Rose Elizabeth Egarr and Andrew Walsh

  • Application 11596-2017
  • Hearing 4 July 2017
  • Reasons 11 August 2017

The SDT ordered that the first respondent (admitted 1984) should be struck off the roll, and that the second respondent, a solicitor’s clerk, should pay a fine of £8,000.

The first respondent had paid or caused to be paid to a client, MM, between approximately £80,000 and £100,000 from funds held on her firm’s general client account to which she knew MM had no entitlement, in breach of rule 20.1 of the SRA Accounts Rules 2011 and principles 2, 4 and 6 of the SRA Principles 2011. In so doing she had acted dishonestly.

There existed a shortfall on the firm’s general client account of at least £69,990. The first respondent had thereby breached rule 20.6 of the rules and principles 6 and 10.

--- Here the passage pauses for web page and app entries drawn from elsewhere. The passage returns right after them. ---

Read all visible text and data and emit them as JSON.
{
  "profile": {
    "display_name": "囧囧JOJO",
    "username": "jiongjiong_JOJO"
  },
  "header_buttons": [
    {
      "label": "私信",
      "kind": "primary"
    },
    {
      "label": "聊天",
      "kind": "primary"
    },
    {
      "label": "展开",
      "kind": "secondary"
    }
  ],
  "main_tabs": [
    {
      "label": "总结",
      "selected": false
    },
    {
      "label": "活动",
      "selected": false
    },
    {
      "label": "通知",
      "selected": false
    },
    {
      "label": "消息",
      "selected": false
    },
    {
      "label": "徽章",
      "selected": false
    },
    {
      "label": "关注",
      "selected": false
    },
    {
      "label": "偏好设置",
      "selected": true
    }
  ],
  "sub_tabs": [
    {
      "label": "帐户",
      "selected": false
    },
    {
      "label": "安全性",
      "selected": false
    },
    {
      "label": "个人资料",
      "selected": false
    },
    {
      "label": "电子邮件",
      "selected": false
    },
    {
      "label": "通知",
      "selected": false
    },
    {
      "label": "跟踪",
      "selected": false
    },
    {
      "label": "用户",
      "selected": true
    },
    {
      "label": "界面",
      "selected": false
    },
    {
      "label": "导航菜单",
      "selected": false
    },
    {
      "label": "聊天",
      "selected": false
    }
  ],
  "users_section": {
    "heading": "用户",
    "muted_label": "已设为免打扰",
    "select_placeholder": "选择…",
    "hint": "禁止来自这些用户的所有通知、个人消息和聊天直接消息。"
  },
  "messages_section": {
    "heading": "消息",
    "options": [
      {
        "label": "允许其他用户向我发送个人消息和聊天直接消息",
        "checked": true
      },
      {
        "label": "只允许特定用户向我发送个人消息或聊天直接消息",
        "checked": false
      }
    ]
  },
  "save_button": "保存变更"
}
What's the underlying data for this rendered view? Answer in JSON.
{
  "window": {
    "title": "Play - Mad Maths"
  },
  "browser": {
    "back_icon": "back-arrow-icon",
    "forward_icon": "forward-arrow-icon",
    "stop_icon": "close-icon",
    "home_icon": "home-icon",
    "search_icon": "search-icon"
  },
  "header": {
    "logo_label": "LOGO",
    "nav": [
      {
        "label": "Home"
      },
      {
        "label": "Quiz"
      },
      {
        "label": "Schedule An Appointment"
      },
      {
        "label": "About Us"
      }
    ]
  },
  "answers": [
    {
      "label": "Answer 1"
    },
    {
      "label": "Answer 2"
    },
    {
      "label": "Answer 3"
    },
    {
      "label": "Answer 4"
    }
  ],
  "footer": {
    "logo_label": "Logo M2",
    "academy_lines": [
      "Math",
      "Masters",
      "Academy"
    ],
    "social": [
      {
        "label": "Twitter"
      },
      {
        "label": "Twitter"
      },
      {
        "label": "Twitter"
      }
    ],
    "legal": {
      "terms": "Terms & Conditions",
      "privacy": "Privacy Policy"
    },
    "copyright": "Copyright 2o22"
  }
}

She had attempted to mislead the SRA forensic investigation officer in breach of principles 2, 6 and 7. In so doing, she had acted dishonestly.

She had failed to ensure that proper accounting records were kept, in breach of rule 1.2(f) of the 2011 rules and principles 6 and 10.

She had failed to ensure that client account reconciliations were undertaken every five weeks, in breach of rule 29.12 of the rules and principles 6 and 10.

She had failed to comply with conditions imposed on her practising certificate in breach of principle 7.

She had failed to ensure that her firm had an approved COLP and an approved COFA, in breach of rule 8.5 of the SRA Authorisation Rules 2011 and principle 7.

She had practised as a sole practitioner without authorisation, in breach of rule 10.1 of the SRA Practice Framework Rules 2011 and principle 7.

She had failed to cooperate with the SRA in its investigation into her misconduct following its intervention into her firm, in breach of principle 7 and outcome 10.6 of the SRA Code of Conduct 2011.

The second respondent had carried out withdrawals of funds from client account in the knowledge that those funds would be loaned to someone who had no entitlement to them, namely MM, in breach of rule 20.1 of the rules and principles 2, 6 and 10.

He had failed to keep proper accounting records in breach of rule 1.2(f) of the 2011 rules and principles 6 and 10.

Notwithstanding that he was the firm’s COFA, he had failed to report to the SRA the improper withdrawals of client funds described above, and the fact that the firm’s books of account were not in order, in breach of principles 2, 6 and 7, and had failed to achieve outcomes 10.1 and 10.4.

The first respondent’s misconduct had been very serious. She had done nothing to make good the losses which her actions had caused and the only mitigation apparent was that she had a previously unblemished career.

There was no evidence of exceptional circumstances and striking off would be a reasonable and proportionate sanction.

The second respondent had not been the primary actor in the misconduct but he had assisted the first respondent by facilitating unauthorised transfers, and he had singularly failed in his role as a COFA and keeper of the firm’s accounts.

The first respondent was ordered to pay costs of £22,760, and the second respondent £5,690.